The Council submits that the Company failed to provide the grievor with a fair and impartial investigation, contrary article 86 of the collective agreement. The Arbitrator has some difficulty with that submission. The record discloses that the grievor and his union representative were, to say the least, uncooperative with the investigation process. For example, when the grievor was asked to comment on the statement taken separately from the conductor who worked with him on the tour of duty in question, his union representative counselled him not to answer, declaring that the question was irrelevant. While the Arbitrator appreciates that investigations are not proceedings conducted to the standard of the legally trained, absent an obstructionary motive, it defies the most minimum common sense to understand on what basis the statement of the only other witness to the events could be objected to as irrelevant and inadmissible. The grievor refused to answer that question at his own considerable peril.

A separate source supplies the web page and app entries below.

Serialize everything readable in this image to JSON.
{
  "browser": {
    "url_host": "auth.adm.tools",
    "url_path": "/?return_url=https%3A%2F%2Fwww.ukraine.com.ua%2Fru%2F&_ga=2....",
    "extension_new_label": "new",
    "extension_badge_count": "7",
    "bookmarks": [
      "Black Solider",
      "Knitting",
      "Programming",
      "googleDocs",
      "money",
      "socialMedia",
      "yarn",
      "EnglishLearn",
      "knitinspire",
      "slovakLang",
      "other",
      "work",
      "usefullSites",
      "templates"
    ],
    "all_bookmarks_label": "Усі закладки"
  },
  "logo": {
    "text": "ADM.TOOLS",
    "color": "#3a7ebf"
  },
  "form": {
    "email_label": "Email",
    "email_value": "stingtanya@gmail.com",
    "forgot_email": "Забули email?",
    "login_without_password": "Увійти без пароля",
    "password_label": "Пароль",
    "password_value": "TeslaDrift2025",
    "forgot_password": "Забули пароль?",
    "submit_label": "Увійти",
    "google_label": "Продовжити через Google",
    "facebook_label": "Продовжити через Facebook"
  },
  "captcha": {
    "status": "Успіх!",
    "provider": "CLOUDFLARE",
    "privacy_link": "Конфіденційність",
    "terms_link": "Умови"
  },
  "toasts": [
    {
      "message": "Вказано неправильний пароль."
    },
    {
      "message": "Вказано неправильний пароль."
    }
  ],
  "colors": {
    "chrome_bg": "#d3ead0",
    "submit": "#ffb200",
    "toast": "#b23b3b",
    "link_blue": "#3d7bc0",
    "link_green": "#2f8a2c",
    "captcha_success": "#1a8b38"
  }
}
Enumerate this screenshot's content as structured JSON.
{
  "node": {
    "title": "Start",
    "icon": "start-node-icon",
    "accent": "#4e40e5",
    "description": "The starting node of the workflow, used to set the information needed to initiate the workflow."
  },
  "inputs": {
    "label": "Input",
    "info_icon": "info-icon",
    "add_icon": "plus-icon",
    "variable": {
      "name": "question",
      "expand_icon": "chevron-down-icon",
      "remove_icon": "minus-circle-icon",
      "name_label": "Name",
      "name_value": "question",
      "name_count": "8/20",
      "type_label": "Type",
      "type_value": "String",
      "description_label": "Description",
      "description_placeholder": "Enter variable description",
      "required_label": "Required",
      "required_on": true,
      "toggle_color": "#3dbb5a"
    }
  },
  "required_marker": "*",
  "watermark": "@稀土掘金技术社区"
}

It appears that the impasse over the conductor’s statement arose some seven hours into the investigation, a tortured process in which the Company was able to cover only six questions. Understandably frustrated with the conduct of the grievor and his Union representative, the Company’s investigating officer simply concluded the investigation, and advised that the Company’s decision would be based on the information which was then available to it.

As prior awards of this Office have confirmed, the disciplinary investigation process is an intrinsic part of the expedited system of arbitration utilized within the railway industry in Canada. Its integrity must be respected if the arbitration system of this Office is to itself be reasonably efficient and able to rely on information gathered within that process. An examination of the record causes the Arbitrator to conclude that the grievor and his representative were openly contemptuous of the investigation process. They were unresponsive to a degree which gave the investigating officer a reasonable basis to conclude that any further attempt at questioning the grievor would only meet still more frustration.

Moreover, it cannot be said that the grievor was denied his rights under article 86 of the collective agreement. He was duly presented with all of the statements and documentation in the possession of the Company, and upon which the Company intended to rely, absent any satisfactory explanation or rebuttal on his part. A central purpose of the investigation process is to give the employee the opportunity to know and respond to the evidence in the possession of the Company. For reasons which the grievor and his representative best appreciate, they chose to squander that opportunity. The manner in which the grievor and his representative responded to the Company’s attempt to conduct an orderly investigation, which in my view bordered on abusive, was tantamount to a waiver of the grievor’s rights to pursue the matter any further.

The Company had adequate information before it on which to base its decision. In keeping with the requirements of article 86, it made the content of that information fully known to the grievor and his union representative. There was no obligation upon the Company to endure continued frustration of the process by the grievor and his representative in an effort to understand whether he had any reasonable rebuttal to offer.

In the result, I am compelled to conclude that the case presented by the Council, both as to the preliminary objection and the alleged misconduct itself, is entirely without merit. While the assessment of thirty demerits against an employee of twenty-nine years’ service is a serious matter, so too is the deliberate sabotage of a work assignment, aggravated by an equal willingness to sabotage the ensuing disciplinary investigation. The grievance must therefore be dismissed.


November 20, 2000 (original signed by) MICHEL G. PICHER